Excerpts from an interface dataset
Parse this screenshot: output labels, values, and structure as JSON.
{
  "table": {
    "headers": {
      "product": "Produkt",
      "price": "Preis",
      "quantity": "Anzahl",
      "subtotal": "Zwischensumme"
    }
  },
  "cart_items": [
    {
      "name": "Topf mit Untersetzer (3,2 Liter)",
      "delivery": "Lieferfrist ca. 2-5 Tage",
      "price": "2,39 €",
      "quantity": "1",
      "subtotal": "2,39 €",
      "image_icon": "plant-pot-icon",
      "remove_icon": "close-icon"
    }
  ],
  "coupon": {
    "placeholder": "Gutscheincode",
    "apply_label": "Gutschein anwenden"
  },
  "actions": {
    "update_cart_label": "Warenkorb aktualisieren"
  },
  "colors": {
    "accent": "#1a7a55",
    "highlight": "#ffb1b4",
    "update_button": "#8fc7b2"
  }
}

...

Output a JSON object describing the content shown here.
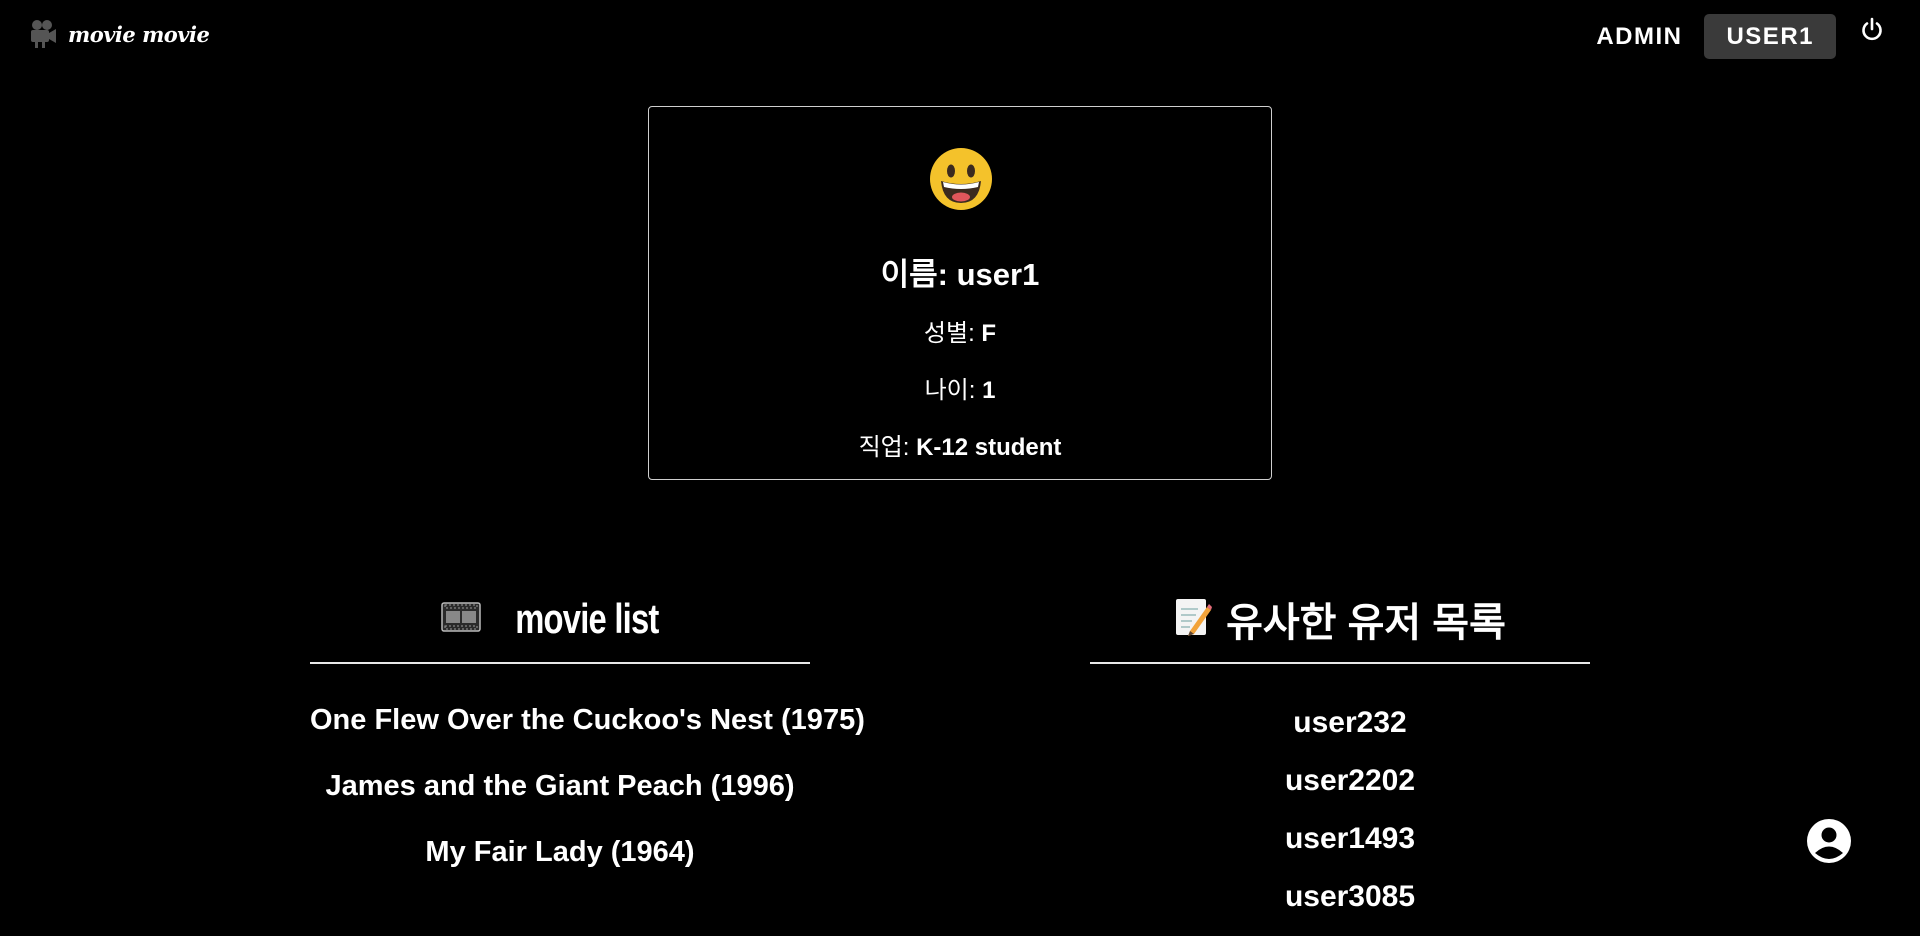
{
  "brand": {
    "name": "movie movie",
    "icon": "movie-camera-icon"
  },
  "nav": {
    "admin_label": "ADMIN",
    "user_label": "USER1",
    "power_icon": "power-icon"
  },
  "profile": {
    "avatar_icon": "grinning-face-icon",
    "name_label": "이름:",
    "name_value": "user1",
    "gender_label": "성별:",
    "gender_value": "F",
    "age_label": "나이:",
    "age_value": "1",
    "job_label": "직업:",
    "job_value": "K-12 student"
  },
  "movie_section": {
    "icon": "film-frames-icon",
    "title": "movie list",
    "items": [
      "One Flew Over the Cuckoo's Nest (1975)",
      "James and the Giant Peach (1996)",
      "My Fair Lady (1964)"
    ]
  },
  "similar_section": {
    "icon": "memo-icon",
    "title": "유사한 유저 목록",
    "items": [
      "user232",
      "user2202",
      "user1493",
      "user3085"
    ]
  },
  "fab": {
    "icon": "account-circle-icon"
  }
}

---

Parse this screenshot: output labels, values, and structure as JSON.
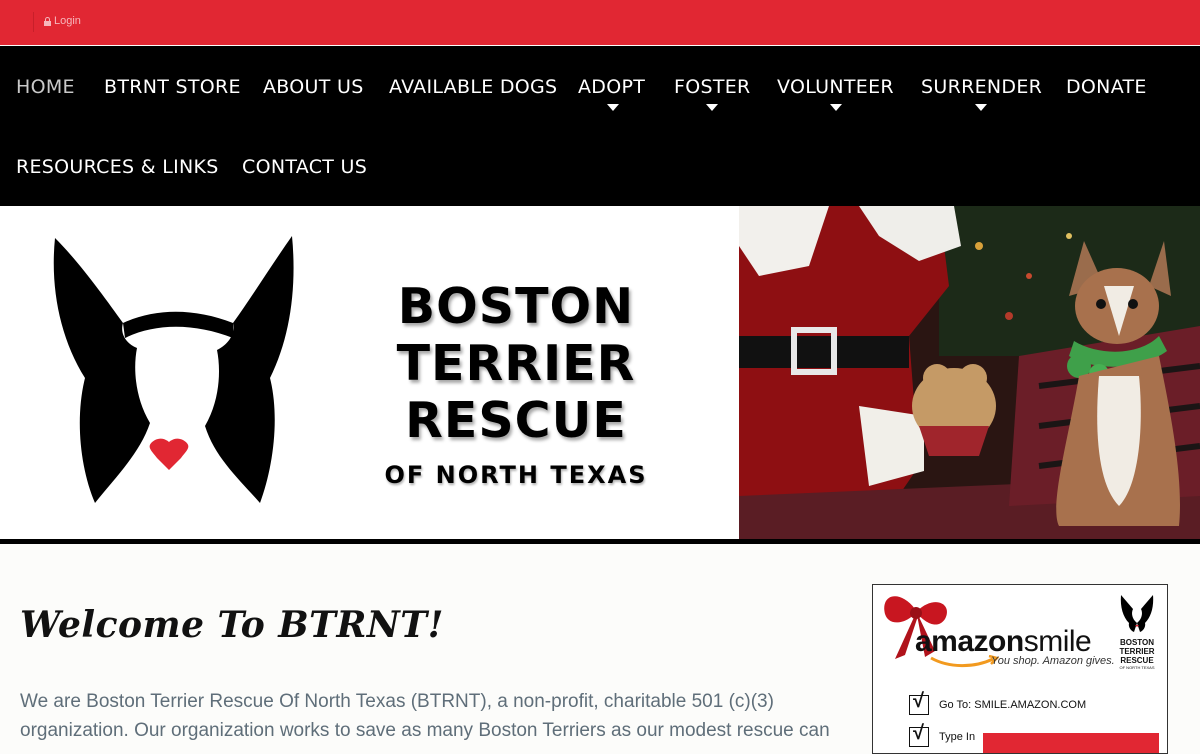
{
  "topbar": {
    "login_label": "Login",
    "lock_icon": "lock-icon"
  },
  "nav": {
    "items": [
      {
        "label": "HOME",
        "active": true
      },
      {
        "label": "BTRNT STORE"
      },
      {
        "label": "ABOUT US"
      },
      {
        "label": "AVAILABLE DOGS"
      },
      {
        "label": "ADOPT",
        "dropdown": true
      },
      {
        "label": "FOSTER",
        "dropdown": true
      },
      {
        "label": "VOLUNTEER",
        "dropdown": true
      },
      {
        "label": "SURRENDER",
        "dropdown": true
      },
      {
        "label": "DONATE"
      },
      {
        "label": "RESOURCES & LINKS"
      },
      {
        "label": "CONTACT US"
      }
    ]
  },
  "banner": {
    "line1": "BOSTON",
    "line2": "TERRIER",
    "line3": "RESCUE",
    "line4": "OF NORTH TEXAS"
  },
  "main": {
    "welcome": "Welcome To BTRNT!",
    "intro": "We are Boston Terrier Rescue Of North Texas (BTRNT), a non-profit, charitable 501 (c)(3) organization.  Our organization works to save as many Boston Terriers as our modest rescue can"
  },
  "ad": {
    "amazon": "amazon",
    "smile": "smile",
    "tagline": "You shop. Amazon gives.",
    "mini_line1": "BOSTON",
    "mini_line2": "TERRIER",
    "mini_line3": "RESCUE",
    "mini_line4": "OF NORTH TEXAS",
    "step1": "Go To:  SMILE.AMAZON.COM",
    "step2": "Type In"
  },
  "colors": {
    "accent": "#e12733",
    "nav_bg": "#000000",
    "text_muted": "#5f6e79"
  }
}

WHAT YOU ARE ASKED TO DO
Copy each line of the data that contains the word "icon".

RESULT OF THE TASK
      "image_icon": "plant-pot-icon",
      "remove_icon": "close-icon"
    "icon": "movie-camera-icon"
    "power_icon": "power-icon"
    "avatar_icon": "grinning-face-icon",
    "icon": "film-frames-icon",
    "icon": "memo-icon",
    "icon": "account-circle-icon"
    "lock_icon": "lock-icon"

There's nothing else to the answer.